Federal Employees Disability Retirement System: The Stradivarius

It has come to represent a superlative; a standard of excellence which cannot be exceeded, and considered as the penultimate achievement beyond which only angels and heavenly bodies can ascend to, or hope to touch like the light mist of dawn slowly rising to the tips of the alps wrapped in the greenery of nature’s untouchable paradigm.

The history of related intrigue is without match, as well; of the secrets protected within the family of instrument makers; of smugglers and thieves and the attempts by collectors to preserve the remaining authenticity of those made by the master of violins; and the keen eye ever wary of impostors and counterfeiters.

For Federal employees and U.S. Postal workers who are considering preparing, formulating and filing for Federal Disability Retirement benefits through the U.S. Office of Personnel Management, whether the Federal or Postal employee is under FERS, CSRS or CSRS Offset, it would be well to always keep the symbol of excellence in mind, as the goal to achieve.

The shabbiness of putting forth a half-hearted attempt at anything is demeaning; an achievement through error or accident is rarely of any consequence; but by reaching a height of excellence within the context of suffering from a condition which impacts one’s ability to perform the essential elements of one’s job, is to recognize the worth of one’s capacity to still maneuver the winding complexities of this confounding world.

The gathering of proper medical documentation; the clarity of expounding the necessary bridges and legal argumentation in compiling an effective OPM Disability Retirement application; these all need to come together, like the master’s hand in constructing an instrument of heaven’s whispers.  The daunting task of facing a bureaucracy can always be disheartening; the goal of achieving a successful outcome, however, should always be the eye which guides, and excellence the key to that endeavor.

For the Federal and Postal employee who wants to file for Federal Disability benefits through OPM because one’s Federal or Postal career has now come to an end, the final step in creating the music of an orchestrated exit should be to ensure the excellence of an OPM Disability Retirement application, in order to step into the next phase of life, and to achieve the subsequent future for a Stradivarius achievement.

Sincerely,

Robert R. McGill, Esquire

 

OPM Medical Retirement: The Categorical Imperative

It is, of course, the foundation of Kant’s moral philosophy; of the unconditional call to act in a certain way, accepted and mandated precisely because there is no room for question.  But that life were so easy; automatons would simply act in mechanistic ways, driven by moral certitude; free will could be determined by the comforting thought that universal codes of conduct shall always confine and direct.  And bureaucracies would always make decisions within a framework of computational algorithms.

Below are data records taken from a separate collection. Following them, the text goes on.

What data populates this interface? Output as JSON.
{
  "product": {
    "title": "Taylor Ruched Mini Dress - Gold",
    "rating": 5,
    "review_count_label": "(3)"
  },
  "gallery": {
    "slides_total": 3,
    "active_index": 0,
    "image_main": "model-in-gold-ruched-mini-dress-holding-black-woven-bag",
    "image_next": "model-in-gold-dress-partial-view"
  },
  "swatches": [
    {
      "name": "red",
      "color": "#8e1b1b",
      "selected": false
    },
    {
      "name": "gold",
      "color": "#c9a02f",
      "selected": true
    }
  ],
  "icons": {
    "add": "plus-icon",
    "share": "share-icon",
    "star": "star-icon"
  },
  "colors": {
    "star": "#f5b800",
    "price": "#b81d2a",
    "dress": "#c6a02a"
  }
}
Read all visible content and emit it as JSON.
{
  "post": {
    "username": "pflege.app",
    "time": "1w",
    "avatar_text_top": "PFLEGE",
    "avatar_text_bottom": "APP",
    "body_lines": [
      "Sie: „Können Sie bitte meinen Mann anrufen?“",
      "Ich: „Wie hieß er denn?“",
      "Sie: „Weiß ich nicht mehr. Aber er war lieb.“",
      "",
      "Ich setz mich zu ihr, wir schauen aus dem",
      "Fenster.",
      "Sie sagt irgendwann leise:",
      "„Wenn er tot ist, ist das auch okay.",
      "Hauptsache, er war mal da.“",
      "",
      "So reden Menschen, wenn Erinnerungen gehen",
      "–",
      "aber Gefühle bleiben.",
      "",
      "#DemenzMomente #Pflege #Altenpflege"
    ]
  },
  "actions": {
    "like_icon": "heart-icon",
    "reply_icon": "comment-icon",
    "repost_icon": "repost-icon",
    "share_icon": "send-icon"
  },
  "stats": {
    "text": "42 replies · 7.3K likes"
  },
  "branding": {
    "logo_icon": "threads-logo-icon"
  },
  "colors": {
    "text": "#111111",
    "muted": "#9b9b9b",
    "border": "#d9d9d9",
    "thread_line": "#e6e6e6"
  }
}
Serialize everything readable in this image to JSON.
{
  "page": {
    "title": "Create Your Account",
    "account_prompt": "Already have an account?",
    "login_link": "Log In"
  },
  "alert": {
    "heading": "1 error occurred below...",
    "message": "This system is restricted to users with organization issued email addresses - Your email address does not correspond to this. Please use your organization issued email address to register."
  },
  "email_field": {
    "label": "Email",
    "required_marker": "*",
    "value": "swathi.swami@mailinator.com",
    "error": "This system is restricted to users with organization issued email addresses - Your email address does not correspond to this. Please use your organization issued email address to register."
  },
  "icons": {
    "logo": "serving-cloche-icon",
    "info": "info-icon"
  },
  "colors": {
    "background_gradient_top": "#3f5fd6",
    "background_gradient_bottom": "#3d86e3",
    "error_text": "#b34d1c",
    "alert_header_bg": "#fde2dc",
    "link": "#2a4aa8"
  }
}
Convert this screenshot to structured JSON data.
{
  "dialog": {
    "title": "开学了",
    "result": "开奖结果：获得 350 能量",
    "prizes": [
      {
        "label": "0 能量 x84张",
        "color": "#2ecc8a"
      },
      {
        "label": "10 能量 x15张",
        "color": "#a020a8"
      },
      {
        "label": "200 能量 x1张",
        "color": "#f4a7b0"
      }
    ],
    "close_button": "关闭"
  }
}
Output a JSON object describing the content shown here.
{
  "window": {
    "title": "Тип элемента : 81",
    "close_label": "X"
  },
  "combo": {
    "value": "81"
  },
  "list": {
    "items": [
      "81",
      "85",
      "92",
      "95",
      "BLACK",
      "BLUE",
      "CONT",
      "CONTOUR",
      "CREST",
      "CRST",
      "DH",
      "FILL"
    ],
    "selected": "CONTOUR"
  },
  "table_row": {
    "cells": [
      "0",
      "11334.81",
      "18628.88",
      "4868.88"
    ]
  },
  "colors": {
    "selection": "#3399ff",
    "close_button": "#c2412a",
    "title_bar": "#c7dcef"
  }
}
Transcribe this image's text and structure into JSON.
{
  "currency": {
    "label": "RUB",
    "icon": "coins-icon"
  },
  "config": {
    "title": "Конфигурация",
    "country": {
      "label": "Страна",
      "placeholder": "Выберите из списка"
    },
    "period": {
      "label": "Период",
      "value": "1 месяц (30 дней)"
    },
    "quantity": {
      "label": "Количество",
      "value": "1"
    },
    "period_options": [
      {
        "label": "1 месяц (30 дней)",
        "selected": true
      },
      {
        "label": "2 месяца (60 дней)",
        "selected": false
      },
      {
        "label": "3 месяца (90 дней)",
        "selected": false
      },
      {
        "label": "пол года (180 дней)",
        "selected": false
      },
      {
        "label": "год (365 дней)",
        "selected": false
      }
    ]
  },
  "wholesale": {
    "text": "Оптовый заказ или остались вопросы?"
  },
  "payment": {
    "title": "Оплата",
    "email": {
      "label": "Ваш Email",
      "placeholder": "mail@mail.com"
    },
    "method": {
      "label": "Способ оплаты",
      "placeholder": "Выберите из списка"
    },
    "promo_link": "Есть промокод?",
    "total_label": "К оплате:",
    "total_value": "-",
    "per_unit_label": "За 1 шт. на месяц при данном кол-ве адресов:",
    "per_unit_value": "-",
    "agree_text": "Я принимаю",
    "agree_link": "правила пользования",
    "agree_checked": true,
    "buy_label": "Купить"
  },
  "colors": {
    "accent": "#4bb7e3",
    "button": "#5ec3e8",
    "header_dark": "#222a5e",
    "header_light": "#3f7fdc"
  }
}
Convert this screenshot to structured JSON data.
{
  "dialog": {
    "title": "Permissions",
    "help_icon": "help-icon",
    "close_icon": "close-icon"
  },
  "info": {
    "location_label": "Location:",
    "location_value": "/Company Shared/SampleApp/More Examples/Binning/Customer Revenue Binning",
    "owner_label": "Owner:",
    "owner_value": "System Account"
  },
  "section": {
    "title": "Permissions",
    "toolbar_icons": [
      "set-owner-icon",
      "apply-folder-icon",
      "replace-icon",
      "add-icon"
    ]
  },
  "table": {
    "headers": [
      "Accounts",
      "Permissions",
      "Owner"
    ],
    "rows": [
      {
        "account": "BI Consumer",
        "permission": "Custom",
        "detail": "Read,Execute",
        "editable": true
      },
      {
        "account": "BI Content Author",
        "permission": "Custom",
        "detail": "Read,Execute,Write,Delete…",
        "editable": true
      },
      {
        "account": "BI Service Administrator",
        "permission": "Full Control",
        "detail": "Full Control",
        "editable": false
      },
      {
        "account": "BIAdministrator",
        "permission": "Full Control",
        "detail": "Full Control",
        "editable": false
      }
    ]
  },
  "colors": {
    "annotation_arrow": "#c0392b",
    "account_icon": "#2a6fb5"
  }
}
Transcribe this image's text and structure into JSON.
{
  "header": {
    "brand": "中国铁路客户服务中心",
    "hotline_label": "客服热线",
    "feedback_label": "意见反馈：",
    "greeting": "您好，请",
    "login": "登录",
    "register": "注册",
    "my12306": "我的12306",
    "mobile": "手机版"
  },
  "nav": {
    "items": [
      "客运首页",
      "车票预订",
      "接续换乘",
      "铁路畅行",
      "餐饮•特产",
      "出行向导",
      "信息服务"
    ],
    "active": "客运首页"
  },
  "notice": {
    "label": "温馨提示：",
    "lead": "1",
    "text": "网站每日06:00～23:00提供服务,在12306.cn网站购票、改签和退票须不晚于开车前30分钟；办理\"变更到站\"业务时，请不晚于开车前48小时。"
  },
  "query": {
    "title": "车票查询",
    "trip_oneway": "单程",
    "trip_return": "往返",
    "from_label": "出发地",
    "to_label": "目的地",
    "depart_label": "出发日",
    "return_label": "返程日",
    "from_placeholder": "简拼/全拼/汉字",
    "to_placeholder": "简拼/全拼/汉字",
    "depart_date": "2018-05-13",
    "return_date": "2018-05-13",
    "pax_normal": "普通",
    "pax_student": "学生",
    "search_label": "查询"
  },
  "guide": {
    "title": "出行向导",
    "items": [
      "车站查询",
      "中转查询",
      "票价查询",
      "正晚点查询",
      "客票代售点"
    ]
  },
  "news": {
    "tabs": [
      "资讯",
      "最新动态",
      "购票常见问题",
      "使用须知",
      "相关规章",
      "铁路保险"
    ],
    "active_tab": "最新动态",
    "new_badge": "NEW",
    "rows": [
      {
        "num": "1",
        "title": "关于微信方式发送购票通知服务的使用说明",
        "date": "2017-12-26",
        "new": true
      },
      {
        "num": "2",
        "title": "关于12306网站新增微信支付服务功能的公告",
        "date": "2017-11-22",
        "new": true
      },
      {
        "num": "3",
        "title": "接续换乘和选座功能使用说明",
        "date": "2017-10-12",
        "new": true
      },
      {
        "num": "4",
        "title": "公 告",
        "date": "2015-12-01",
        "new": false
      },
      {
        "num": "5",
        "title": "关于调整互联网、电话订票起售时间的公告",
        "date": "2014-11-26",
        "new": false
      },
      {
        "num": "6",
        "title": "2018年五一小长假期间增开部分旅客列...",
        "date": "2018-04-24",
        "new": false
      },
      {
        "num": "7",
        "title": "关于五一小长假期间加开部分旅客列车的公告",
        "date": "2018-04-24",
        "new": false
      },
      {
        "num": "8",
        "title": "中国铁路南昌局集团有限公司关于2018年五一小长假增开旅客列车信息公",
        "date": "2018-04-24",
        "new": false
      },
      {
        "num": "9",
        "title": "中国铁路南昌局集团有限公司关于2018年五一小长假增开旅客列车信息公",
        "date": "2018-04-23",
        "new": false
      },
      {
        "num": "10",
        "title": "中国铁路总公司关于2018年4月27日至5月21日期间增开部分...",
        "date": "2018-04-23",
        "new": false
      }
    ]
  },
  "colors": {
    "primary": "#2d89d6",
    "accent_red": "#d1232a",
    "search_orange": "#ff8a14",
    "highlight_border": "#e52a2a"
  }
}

But Federal Disability Retirement is not a matter of a diagnosis; unlike Social Security Disability, which does contain a semblance of categorical imperatives when it comes to certain medical conditions, the preponderance of the proof needed in becoming eligible for Federal Disability Retirement benefits is threefold: First, the minimum number of years under FERS (18 months of creditable Federal Service) or CSRS (5 years, which is presumably already met by everyone in that retirement system); Second, a medical condition which came into existence during the time of Federal Service (with some arguable exceptions within one (1) year of being separated from Federal Service); and Third, a nexus of relevant impact between one’s medical condition and the essential elements of one’s positional duties one performs for the Federal agency or the U.S. Postal Service.

It is this third step in the process which effectively compels one to step outside of the identification of Federal Disability Retirement laws as containing an element of the categorical imperative; for, in the end, it is not simply an evaluation of “which category” one falls into, but rather, how significant and persuasive is the bridge built upon between the two primary land masses:  one’s medical condition (land mass #1) and the essential elements of one’s Federal or Postal job (land mass #2).

That metaphorical “bridge” must be constructed with care, clarity, and concrete argumentation of persuasive force in order to withstand the inspecting scrutiny of the U.S. Office of Personnel Management.

Look upon it as if OPM is walking through the construction site with a hard hat, pen in hand and taking notes furiously in attempting to discover deficiencies in the qualification standards imposed.  Jumping up and down and screaming at the inspector that the bridge fits into a pre-defined category will not suffice; instead, the categorical imperative must be argued for by pointing to the medical evidence, the law, and the connective tissues which form the effective and persuasive confluence of all of the elements which comprise the ultimate imperative of life:  that of a methodology of argumentation that one is “right”.

Sincerely,

Robert R. McGill, Esquire